LGBTQ people are under attack in state legislatures. Help us fight back.
HRC is deeply saddened to learn of the death of Oliver “Ollie” Taylor, a 17-year-old white trans boy, who died on May 19 after being kidnapped and shot on May 12 in Gervais, Oregon. Oliver’s death is at least the 26th violent death of a transgender or gender non-conforming person in 2021. We say “at least” because too often these deaths go unreported — or misreported.
Oliver, who also used the nickname Ollie, was a student at Gervais High School, where he was involved in several activities, including the Gervais Future Farmers of America organization. The high school held a vigil to remember Oliver on May 20. Oliver is being remembered by family on Facebook as “an amazing child with a quirky sense of humor, who impacted so many people.” His family are planning a celebration of life.

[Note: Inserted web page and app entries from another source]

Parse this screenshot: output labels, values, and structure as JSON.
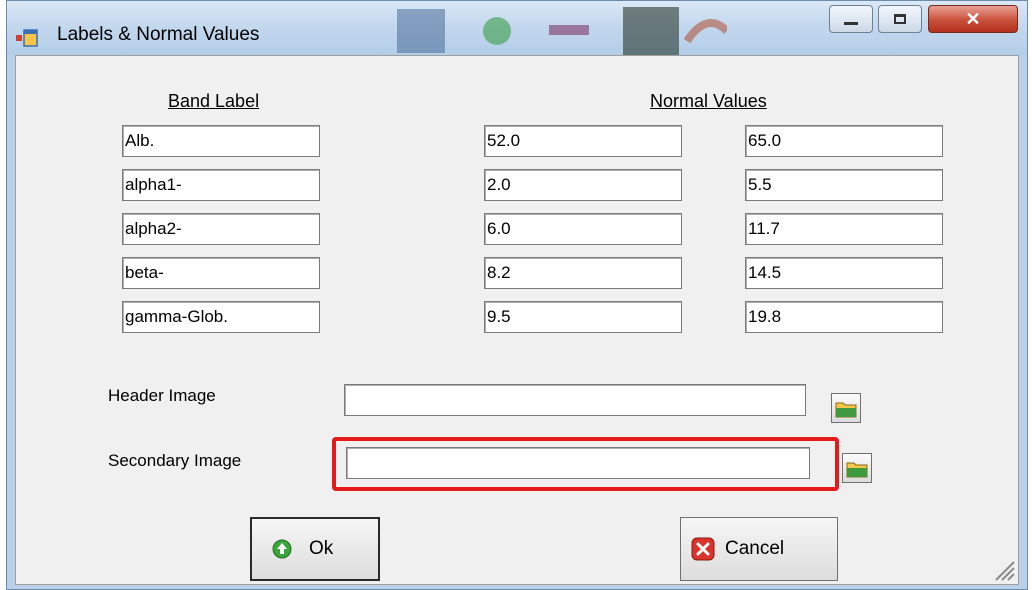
{
  "window": {
    "title": "Labels & Normal Values",
    "controls": [
      "minimize-icon",
      "maximize-icon",
      "close-icon"
    ]
  },
  "headers": {
    "band_label": "Band Label",
    "normal_values": "Normal Values"
  },
  "rows": [
    {
      "label": "Alb.",
      "low": "52.0",
      "high": "65.0"
    },
    {
      "label": "alpha1-",
      "low": "2.0",
      "high": "5.5"
    },
    {
      "label": "alpha2-",
      "low": "6.0",
      "high": "11.7"
    },
    {
      "label": "beta-",
      "low": "8.2",
      "high": "14.5"
    },
    {
      "label": "gamma-Glob.",
      "low": "9.5",
      "high": "19.8"
    }
  ],
  "header_image": {
    "label": "Header Image",
    "value": ""
  },
  "secondary_image": {
    "label": "Secondary Image",
    "value": ""
  },
  "buttons": {
    "ok": "Ok",
    "cancel": "Cancel"
  },
  "colors": {
    "highlight": "#e31b1b",
    "ok_icon": "#3aa53a",
    "cancel_icon": "#d9342b"
  }
}
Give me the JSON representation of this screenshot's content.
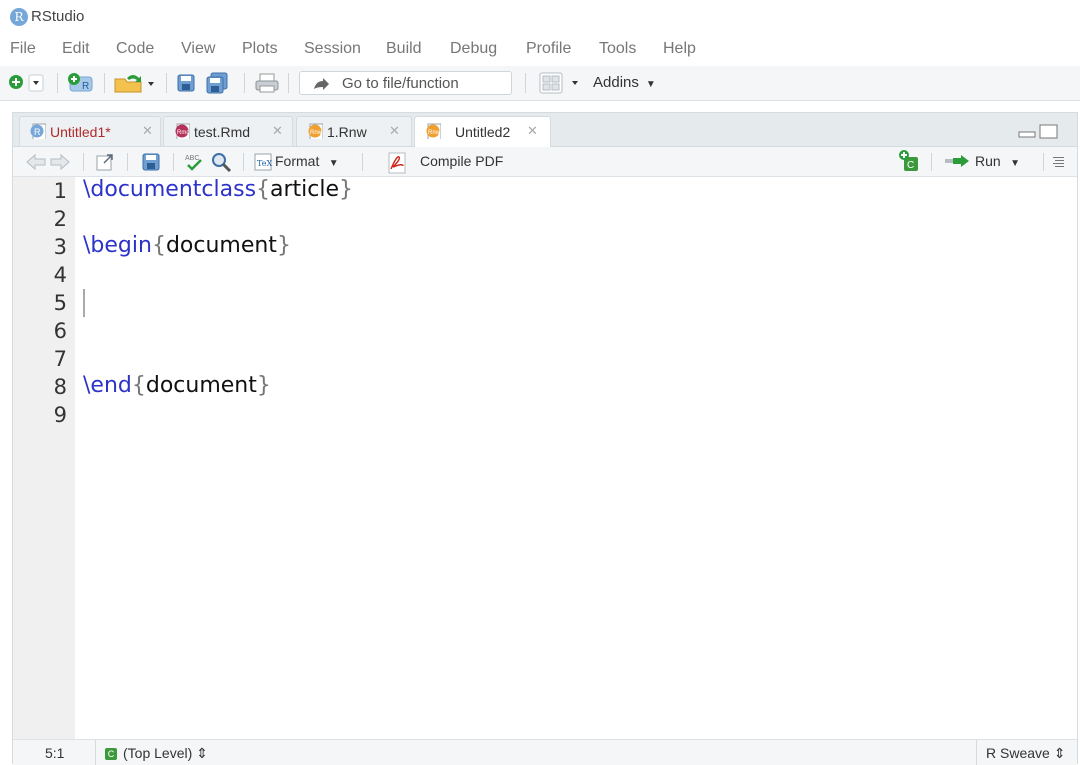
{
  "window": {
    "title": "RStudio",
    "logo_letter": "R"
  },
  "menu": [
    "File",
    "Edit",
    "Code",
    "View",
    "Plots",
    "Session",
    "Build",
    "Debug",
    "Profile",
    "Tools",
    "Help"
  ],
  "toolbar": {
    "goto_placeholder": "Go to file/function",
    "addins_label": "Addins",
    "icons": [
      "new-file-icon",
      "new-project-icon",
      "open-folder-icon",
      "save-icon",
      "save-all-icon",
      "print-icon",
      "workspace-panes-icon"
    ]
  },
  "tabs": [
    {
      "label": "Untitled1*",
      "icon": "r-script-icon",
      "icon_color": "#75a7d9",
      "modified": true
    },
    {
      "label": "test.Rmd",
      "icon": "rmd-icon",
      "icon_color": "#b5325a",
      "modified": false
    },
    {
      "label": "1.Rnw",
      "icon": "rnw-icon",
      "icon_color": "#f0a030",
      "modified": false
    },
    {
      "label": "Untitled2",
      "icon": "rnw-icon",
      "icon_color": "#f0a030",
      "modified": false,
      "active": true
    }
  ],
  "editor_toolbar": {
    "format_label": "Format",
    "compile_label": "Compile PDF",
    "run_label": "Run",
    "spellcheck_text": "ABC"
  },
  "code": {
    "line_numbers": [
      "1",
      "2",
      "3",
      "4",
      "5",
      "6",
      "7",
      "8",
      "9"
    ],
    "line1": {
      "cmd": "\\documentclass",
      "open": "{",
      "arg": "article",
      "close": "}"
    },
    "line3": {
      "cmd": "\\begin",
      "open": "{",
      "arg": "document",
      "close": "}"
    },
    "line8": {
      "cmd": "\\end",
      "open": "{",
      "arg": "document",
      "close": "}"
    }
  },
  "status": {
    "position": "5:1",
    "scope": "(Top Level)",
    "scope_badge": "C",
    "file_type": "R Sweave",
    "updown": "⇕"
  },
  "colors": {
    "accent": "#75a7d9",
    "keyword": "#2d33c9",
    "modified_tab": "#b12a2a"
  }
}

HRC recorded 44 deaths of transgender and gender non-conforming people in 2020, more than in any year since we began tracking this violence in 2013.

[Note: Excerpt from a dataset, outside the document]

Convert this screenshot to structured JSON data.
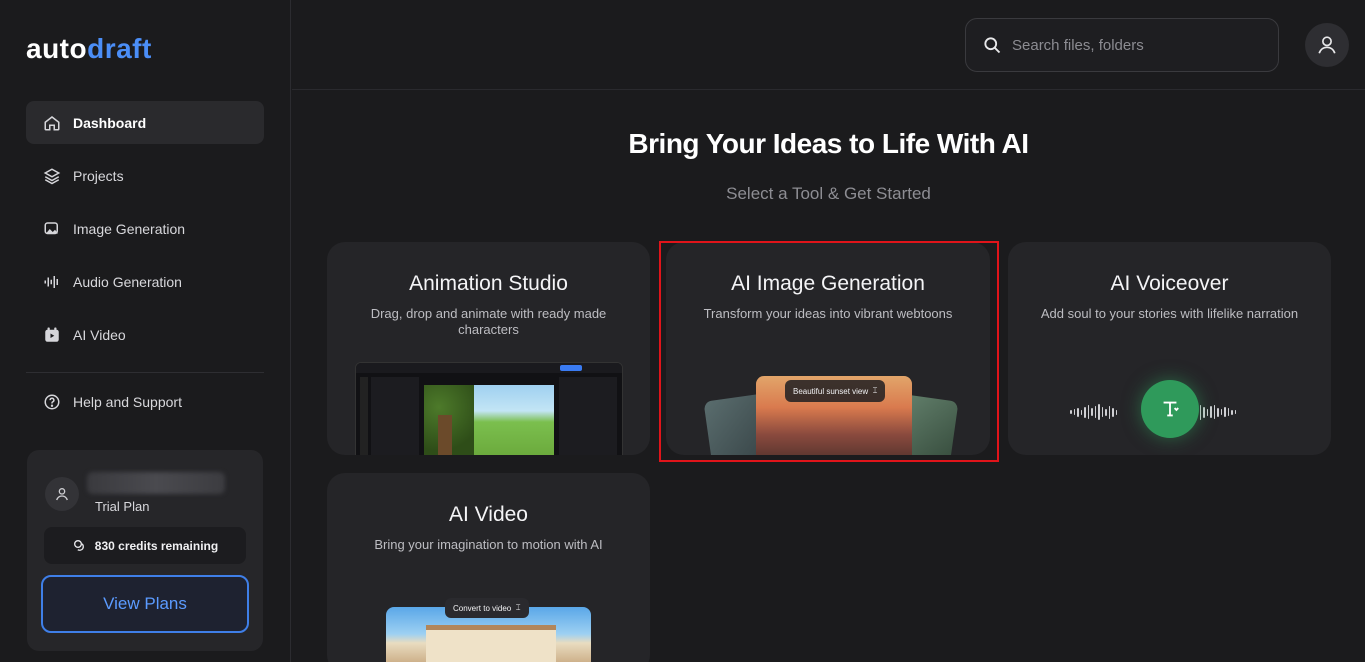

A suspect is in custody. According to local news reports, on May 12, the suspect shot another individual, Arik Reed, and then kidnapped Taylor before fleeing the scene in a vehicle. During the pursuit, the suspect and the Gervais Police Department exchanged gunfire before the car stopped and Oliver, who had been shot by the suspect, was taken to a local hospital. He passed away one week later. A grand jury has indicted the suspect for Oliver’s murder and additional charges.
More than 10,000 hate crimes in the U.S. involve a firearm each year, which equates to more than 28 each day, according to a 2020 report from HRC, Everytown for Gun Safety Support Fund, Giffords Law Center and Equality Florida titled “Remembering and Honoring Pulse: Anti-LGBTQ Bias and Guns Are Taking Lives of Countless LGBTQ People.” The report also notes a marked increase in anti-LGBTQ hate crimes, especially against transgender people. According to the 2017-2019 Transgender Homicide Tracker, three-fourths of confirmed homicides against transgender people have involved a gun, and nearly eight in 10 homicides of Black trans women involve a gun. Further, advocates saw a 43% increase in the formation of anti-LGBTQ hate groups in 2019.

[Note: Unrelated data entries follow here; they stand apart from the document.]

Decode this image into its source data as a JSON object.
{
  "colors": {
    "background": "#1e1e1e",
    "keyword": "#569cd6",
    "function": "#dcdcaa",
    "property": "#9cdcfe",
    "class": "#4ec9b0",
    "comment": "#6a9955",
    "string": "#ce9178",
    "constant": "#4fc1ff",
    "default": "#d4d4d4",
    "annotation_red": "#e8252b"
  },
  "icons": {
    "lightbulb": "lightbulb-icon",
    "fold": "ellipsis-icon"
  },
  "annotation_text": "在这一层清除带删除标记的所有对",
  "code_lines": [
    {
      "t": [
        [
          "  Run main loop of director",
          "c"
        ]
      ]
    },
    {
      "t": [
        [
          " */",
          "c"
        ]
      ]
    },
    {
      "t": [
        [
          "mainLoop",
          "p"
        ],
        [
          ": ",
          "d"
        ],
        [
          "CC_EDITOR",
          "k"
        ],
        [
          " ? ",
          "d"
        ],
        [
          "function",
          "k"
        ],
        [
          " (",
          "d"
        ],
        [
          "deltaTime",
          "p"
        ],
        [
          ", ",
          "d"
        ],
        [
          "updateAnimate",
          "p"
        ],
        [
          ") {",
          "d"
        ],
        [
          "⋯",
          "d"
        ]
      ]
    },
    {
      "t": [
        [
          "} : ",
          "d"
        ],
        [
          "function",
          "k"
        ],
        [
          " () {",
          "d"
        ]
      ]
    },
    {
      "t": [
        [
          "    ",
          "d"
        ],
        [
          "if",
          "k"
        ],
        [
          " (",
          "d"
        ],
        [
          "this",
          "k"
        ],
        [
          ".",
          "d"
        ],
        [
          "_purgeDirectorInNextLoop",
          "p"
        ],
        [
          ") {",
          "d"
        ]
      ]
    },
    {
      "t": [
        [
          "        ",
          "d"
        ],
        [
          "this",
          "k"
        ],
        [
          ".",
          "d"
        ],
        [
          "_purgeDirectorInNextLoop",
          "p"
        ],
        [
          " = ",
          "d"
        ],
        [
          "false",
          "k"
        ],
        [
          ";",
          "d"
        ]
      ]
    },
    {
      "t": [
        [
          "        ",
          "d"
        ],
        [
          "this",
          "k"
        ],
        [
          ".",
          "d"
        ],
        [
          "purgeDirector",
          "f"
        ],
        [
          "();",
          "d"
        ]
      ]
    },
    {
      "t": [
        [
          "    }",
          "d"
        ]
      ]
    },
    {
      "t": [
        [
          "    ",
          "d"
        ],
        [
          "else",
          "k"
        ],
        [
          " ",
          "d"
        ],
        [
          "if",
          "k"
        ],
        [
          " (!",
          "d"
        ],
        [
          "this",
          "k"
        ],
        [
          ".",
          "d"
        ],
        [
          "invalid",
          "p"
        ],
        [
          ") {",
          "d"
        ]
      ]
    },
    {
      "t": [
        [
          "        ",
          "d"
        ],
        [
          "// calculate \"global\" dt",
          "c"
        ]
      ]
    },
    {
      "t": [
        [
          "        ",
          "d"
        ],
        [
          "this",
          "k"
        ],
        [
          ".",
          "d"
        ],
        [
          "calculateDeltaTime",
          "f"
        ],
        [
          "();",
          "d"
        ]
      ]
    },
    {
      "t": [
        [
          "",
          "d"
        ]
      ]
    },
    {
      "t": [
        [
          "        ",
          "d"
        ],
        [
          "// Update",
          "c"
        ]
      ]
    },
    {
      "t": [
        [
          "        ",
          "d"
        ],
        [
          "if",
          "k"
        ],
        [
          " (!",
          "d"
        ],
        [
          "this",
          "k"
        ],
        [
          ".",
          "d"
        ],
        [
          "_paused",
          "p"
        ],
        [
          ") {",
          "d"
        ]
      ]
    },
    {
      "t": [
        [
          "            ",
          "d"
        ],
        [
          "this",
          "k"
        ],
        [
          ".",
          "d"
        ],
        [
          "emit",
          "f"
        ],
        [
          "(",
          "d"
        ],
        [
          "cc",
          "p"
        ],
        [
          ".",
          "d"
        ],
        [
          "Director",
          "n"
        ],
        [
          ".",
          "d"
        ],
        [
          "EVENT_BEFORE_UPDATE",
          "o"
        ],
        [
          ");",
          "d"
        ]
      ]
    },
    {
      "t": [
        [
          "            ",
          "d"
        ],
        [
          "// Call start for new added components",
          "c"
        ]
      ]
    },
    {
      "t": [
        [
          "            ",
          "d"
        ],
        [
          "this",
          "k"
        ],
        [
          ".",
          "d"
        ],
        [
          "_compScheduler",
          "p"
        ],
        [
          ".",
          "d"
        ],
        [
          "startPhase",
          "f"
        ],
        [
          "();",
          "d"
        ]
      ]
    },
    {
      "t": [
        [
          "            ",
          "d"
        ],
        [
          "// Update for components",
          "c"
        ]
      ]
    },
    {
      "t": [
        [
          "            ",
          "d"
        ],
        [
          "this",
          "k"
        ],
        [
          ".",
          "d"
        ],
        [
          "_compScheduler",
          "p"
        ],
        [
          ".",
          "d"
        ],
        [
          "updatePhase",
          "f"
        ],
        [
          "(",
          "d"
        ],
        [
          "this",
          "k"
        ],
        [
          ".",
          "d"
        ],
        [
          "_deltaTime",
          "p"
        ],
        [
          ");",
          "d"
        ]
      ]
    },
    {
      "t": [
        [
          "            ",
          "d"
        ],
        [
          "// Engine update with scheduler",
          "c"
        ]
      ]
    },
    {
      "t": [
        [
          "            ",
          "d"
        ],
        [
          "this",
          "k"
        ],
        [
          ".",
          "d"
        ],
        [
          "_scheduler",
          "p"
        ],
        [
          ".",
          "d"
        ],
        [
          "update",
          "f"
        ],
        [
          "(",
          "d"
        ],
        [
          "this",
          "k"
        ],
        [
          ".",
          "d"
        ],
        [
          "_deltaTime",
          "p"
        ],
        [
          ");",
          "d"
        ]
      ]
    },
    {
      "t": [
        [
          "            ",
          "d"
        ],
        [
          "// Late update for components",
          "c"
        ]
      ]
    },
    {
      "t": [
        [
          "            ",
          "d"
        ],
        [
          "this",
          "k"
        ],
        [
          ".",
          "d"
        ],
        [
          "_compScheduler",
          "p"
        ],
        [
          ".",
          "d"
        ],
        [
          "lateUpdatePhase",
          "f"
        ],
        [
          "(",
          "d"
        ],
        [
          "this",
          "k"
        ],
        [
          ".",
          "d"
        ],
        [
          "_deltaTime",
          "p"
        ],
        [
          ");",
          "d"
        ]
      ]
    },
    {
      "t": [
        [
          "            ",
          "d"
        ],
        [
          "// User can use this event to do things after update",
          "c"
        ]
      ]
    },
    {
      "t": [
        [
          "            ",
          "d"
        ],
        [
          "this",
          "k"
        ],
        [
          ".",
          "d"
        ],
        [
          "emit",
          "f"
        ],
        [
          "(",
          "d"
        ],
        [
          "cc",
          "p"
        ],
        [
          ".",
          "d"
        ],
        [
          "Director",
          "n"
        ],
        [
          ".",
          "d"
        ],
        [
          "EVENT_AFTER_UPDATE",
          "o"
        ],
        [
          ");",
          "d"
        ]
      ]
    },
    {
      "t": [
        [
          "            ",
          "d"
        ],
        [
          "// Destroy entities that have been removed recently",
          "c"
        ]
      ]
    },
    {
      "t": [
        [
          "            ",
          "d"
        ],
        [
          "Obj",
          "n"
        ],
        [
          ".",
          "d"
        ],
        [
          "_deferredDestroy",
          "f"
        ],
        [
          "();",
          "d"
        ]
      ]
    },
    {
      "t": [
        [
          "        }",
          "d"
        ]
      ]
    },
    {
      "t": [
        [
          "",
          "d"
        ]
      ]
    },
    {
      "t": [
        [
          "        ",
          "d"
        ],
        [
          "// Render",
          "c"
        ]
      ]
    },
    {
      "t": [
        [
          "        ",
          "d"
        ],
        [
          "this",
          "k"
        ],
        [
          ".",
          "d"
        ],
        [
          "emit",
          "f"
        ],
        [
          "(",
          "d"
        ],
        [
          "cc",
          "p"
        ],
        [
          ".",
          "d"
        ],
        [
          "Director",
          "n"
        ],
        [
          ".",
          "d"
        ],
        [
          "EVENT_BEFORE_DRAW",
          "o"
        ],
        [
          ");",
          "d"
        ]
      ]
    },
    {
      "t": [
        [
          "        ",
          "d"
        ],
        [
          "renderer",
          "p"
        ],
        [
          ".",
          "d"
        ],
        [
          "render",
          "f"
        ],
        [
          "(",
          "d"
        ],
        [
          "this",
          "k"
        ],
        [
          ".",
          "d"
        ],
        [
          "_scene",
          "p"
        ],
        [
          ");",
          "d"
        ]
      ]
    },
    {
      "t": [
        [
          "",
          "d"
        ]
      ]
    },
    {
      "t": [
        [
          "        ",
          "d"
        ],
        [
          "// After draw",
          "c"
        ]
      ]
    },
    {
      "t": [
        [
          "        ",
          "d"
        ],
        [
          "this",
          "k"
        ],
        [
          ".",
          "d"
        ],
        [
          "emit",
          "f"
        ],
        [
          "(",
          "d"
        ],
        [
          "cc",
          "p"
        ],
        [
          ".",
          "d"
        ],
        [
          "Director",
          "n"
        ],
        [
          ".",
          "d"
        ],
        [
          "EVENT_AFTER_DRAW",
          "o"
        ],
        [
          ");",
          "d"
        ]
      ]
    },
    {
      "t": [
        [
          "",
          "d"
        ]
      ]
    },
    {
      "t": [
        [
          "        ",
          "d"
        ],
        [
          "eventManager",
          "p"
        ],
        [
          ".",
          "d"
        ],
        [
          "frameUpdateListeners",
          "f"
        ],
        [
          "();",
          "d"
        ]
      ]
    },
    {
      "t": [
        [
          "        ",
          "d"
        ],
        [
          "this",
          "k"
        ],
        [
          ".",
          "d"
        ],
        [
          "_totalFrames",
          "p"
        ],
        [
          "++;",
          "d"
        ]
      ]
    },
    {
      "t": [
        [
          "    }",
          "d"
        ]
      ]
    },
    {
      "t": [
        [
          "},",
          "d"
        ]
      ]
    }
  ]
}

In an injustice compounding this tragedy, Oliver has been misgendered in some media and police reports. Anti-transgender stigma is exacerbated by callous or disrespectful treatment by some in the media, law enforcement and elected offices. According to HRC research, it is estimated that approximately three-quarters of all known victims were misgendered by the media and/or by law enforcement. In the pursuit of greater accuracy and respect, HRC offers guidelines for journalists and others who report on transgender people. HRC, Media Matters and the Trans Journalists Association have also partnered on an FAQ for reporters writing about anti-trans violence.
At the state level, transgender and gender non-conforming people in Oregon are explicitly protected from discrimination in employment, housing, public spaces and education. Oregon expressly includes both sexual orientation and gender identity as protected characteristics in its hate crimes law. While recent weeks have seen some gains that support and affirm transgender people, we are also currently facing anti-LGBTQ attacks at many levels of government, with more than 250 anti-LGBTQ bills under consideration in state legislatures across the country, more than 120 of which directly target transgender people. Earlier in May, 2021 set a record as the worst year for anti-LGBTQ legislation in recent history.
We must demand better from our elected officials and reject harmful anti-transgender legislation at the local, state and federal levels, while also considering every possible way to make ending this violence a reality. It is clear that fatal violence disproportionately affects transgender women of color, especially Black transgender women. The intersections of racism, transphobia, sexism, biphobia and homophobia conspire to deprive them of necessities to live and thrive, so we must all work together to cultivate acceptance, reject hate and end stigma for everyone in the trans and gender non-conforming community.
In order to work towards this goal and combat stigma against transgender and non-binary people, HRC has collaborated with WarnerMedia on a PSA campaign to lift up their voices and stories. Learn more and watch the PSAs here.
HRC has also launched the “Count Me In” campaign to encourage everyone, LGBTQ people and allies, to get loud, get visible and spread awareness on behalf of transgender and non-binary people. The more people who show they care, including allies and trans and non-binary people who speak up for the most marginalized in our community, the more hearts and minds we will change. Learn more and take action at hrc.org/CountMeIn.
For more information about HRC’s transgender justice work, visit hrc.org/transgender.